▸ **WORKING DATA**:
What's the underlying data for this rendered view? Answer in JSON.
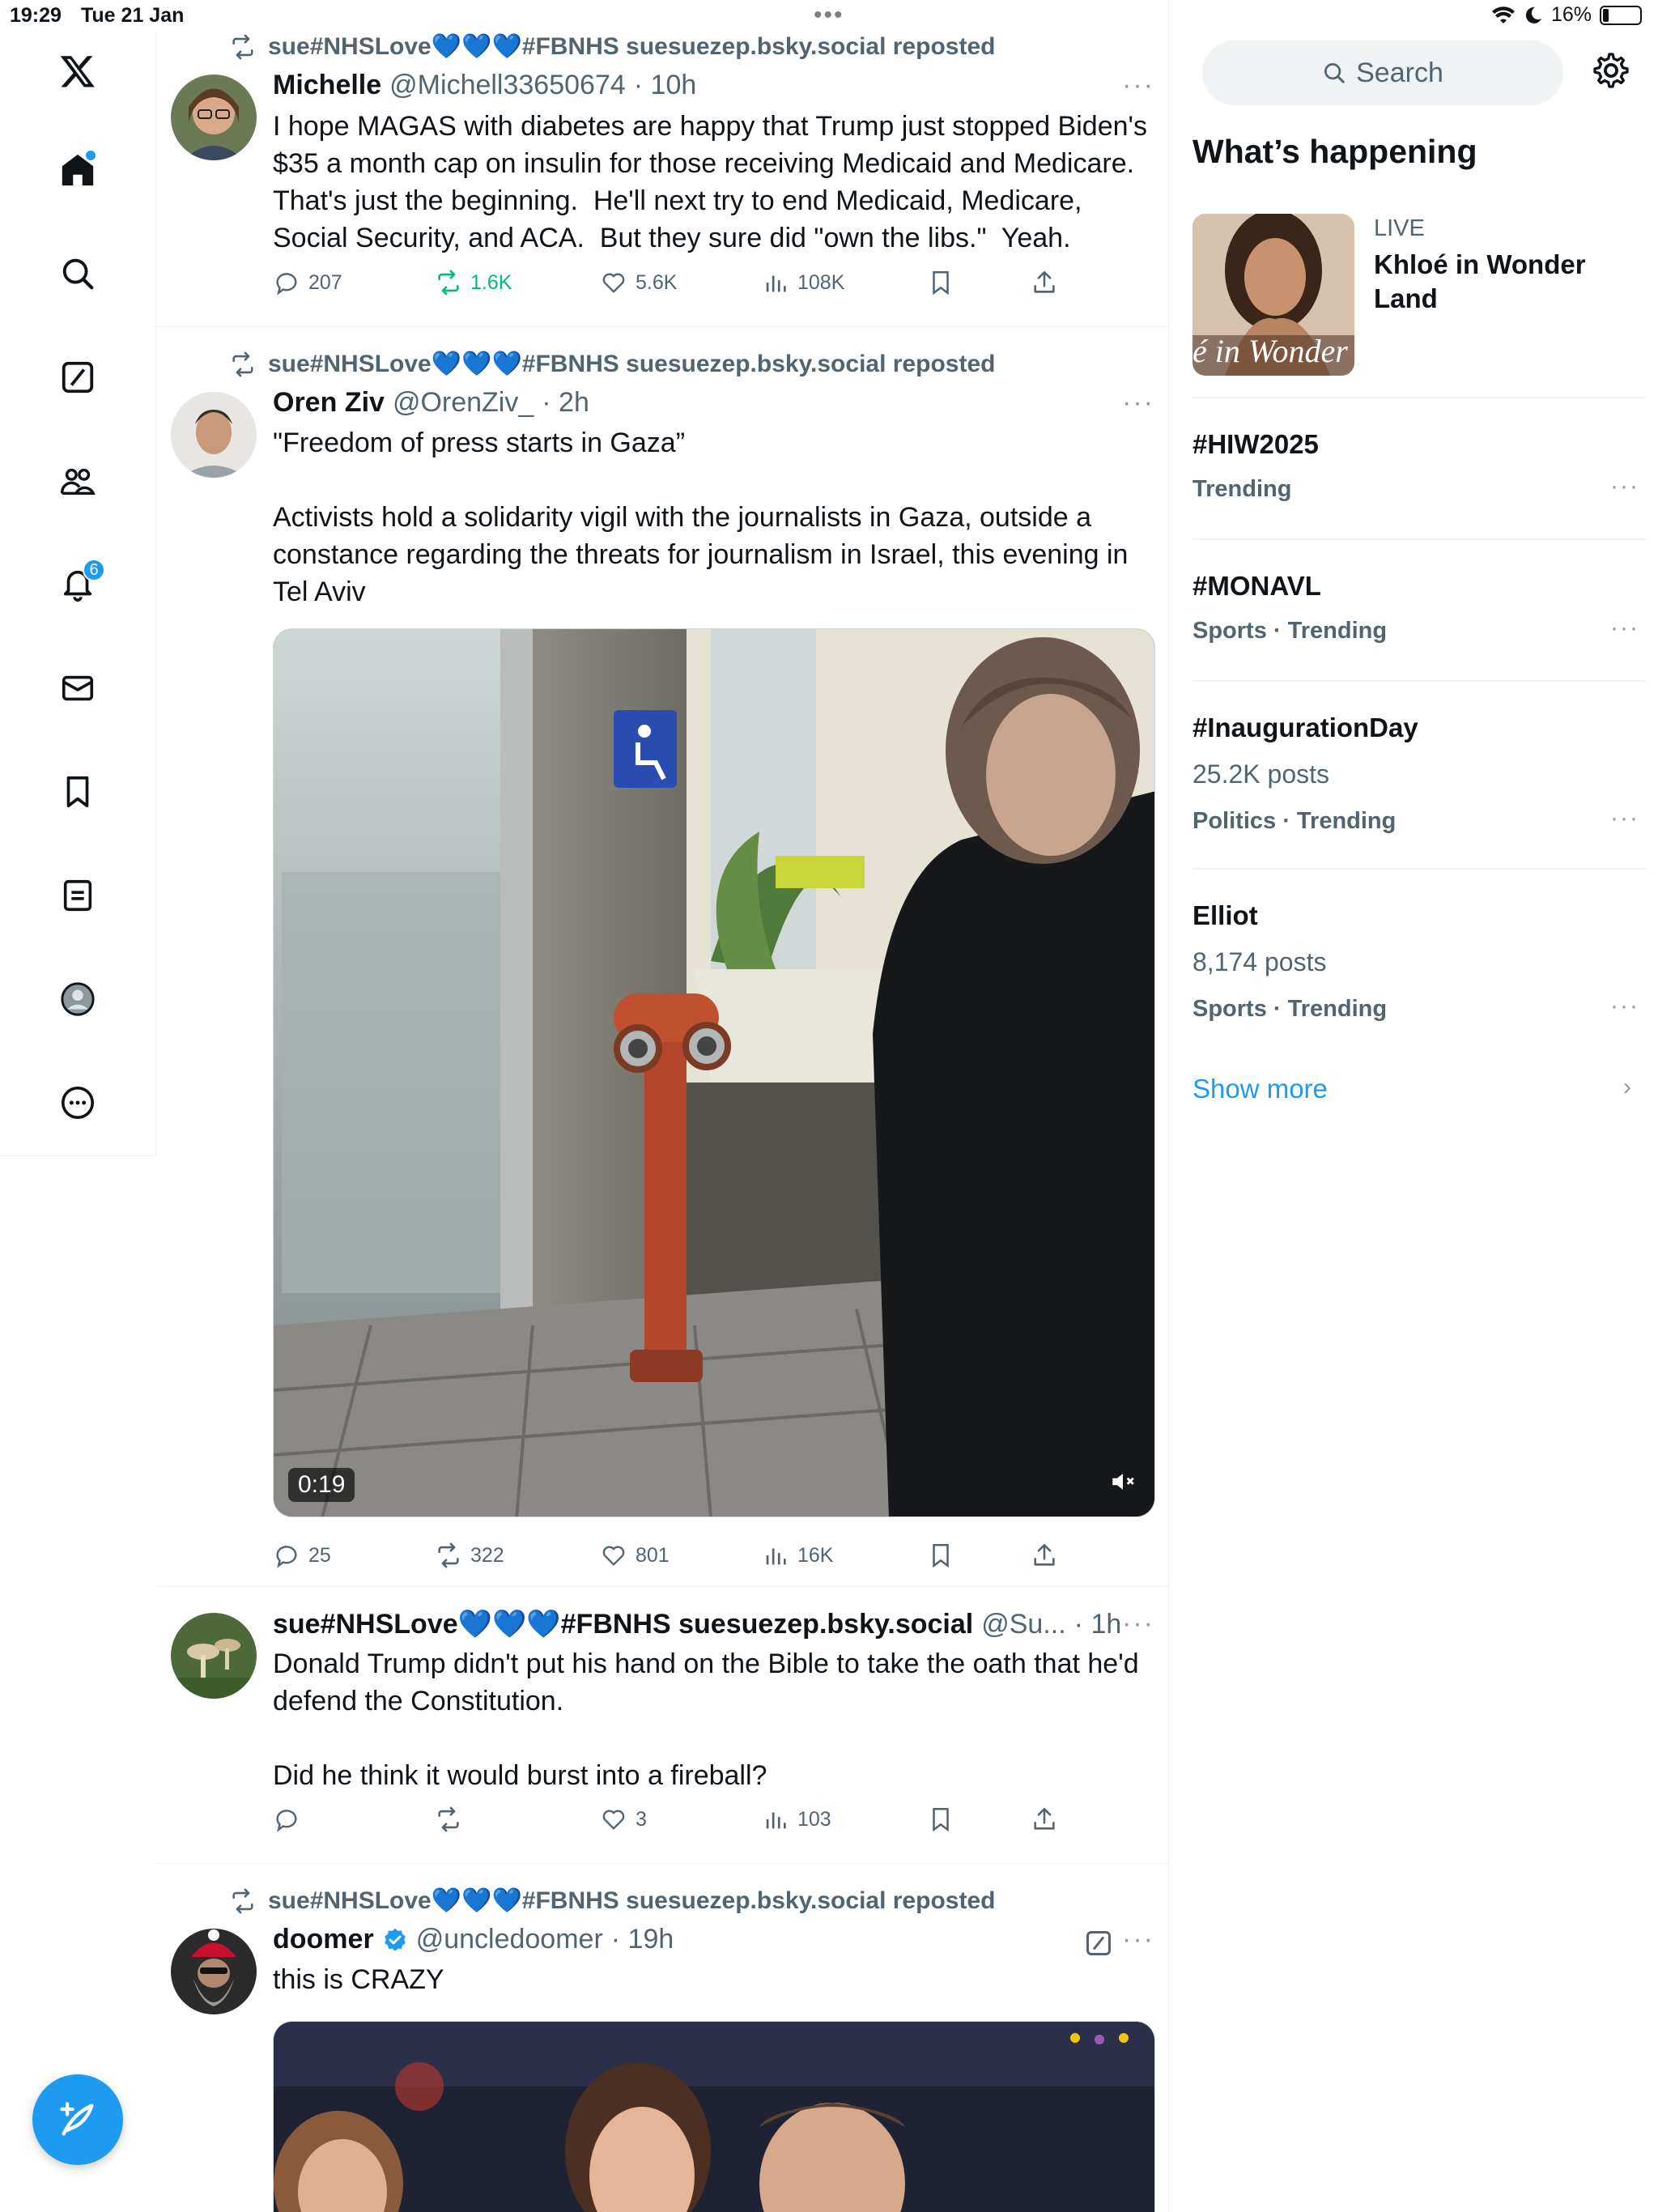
{
  "status_bar": {
    "time": "19:29",
    "date": "Tue 21 Jan",
    "battery": "16%",
    "battery_level": 0.16
  },
  "nav": {
    "notifications_badge": "6"
  },
  "timeline": {
    "posts": [
      {
        "repost_by": "sue#NHSLove💙💙💙#FBNHS suesuezep.bsky.social reposted",
        "name": "Michelle",
        "handle": "@Michell33650674",
        "time": "· 10h",
        "text": "I hope MAGAS with diabetes are happy that Trump just stopped Biden's $35 a month cap on insulin for those receiving Medicaid and Medicare. That's just the beginning.  He'll next try to end Medicaid, Medicare, Social Security, and ACA.  But they sure did \"own the libs.\"  Yeah.",
        "replies": "207",
        "reposts": "1.6K",
        "likes": "5.6K",
        "views": "108K"
      },
      {
        "repost_by": "sue#NHSLove💙💙💙#FBNHS suesuezep.bsky.social reposted",
        "name": "Oren Ziv",
        "handle": "@OrenZiv_",
        "time": "· 2h",
        "text": "\"Freedom of press starts in Gaza”\n\nActivists hold a solidarity vigil with the journalists in Gaza, outside a constance regarding the threats for journalism in Israel, this evening in Tel Aviv",
        "video_duration": "0:19",
        "replies": "25",
        "reposts": "322",
        "likes": "801",
        "views": "16K"
      },
      {
        "name": "sue#NHSLove💙💙💙#FBNHS suesuezep.bsky.social",
        "handle": "@Su...",
        "time": "· 1h",
        "text": "Donald Trump didn't put his hand on the Bible to take the oath that he'd defend the Constitution.\n\nDid he think it would burst into a fireball?",
        "likes": "3",
        "views": "103"
      },
      {
        "repost_by": "sue#NHSLove💙💙💙#FBNHS suesuezep.bsky.social reposted",
        "name": "doomer",
        "handle": "@uncledoomer",
        "time": "· 19h",
        "text": "this is CRAZY"
      }
    ]
  },
  "sidebar": {
    "search_placeholder": "Search",
    "title": "What’s happening",
    "live": {
      "label": "LIVE",
      "title": "Khloé in Wonder Land",
      "thumb_text": "é in Wonder L"
    },
    "trends": [
      {
        "name": "#HIW2025",
        "meta": "Trending"
      },
      {
        "name": "#MONAVL",
        "meta": "Sports · Trending"
      },
      {
        "name": "#InaugurationDay",
        "posts": "25.2K posts",
        "meta": "Politics · Trending"
      },
      {
        "name": "Elliot",
        "posts": "8,174 posts",
        "meta": "Sports · Trending"
      }
    ],
    "show_more": "Show more"
  },
  "colors": {
    "accent": "#1d9bf0",
    "repost_green": "#00ba7c",
    "secondary_text": "#536471"
  },
  "icons": [
    "x-logo-icon",
    "home-icon",
    "search-icon",
    "grok-icon",
    "communities-icon",
    "bell-icon",
    "mail-icon",
    "bookmark-icon",
    "lists-icon",
    "profile-icon",
    "more-circle-icon",
    "compose-icon",
    "gear-icon",
    "reply-icon",
    "repost-icon",
    "like-icon",
    "views-icon",
    "share-icon",
    "mute-icon",
    "verified-icon"
  ]
}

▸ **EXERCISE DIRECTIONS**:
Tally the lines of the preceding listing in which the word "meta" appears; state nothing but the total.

▸ **WRITTEN RESPONSE**:
4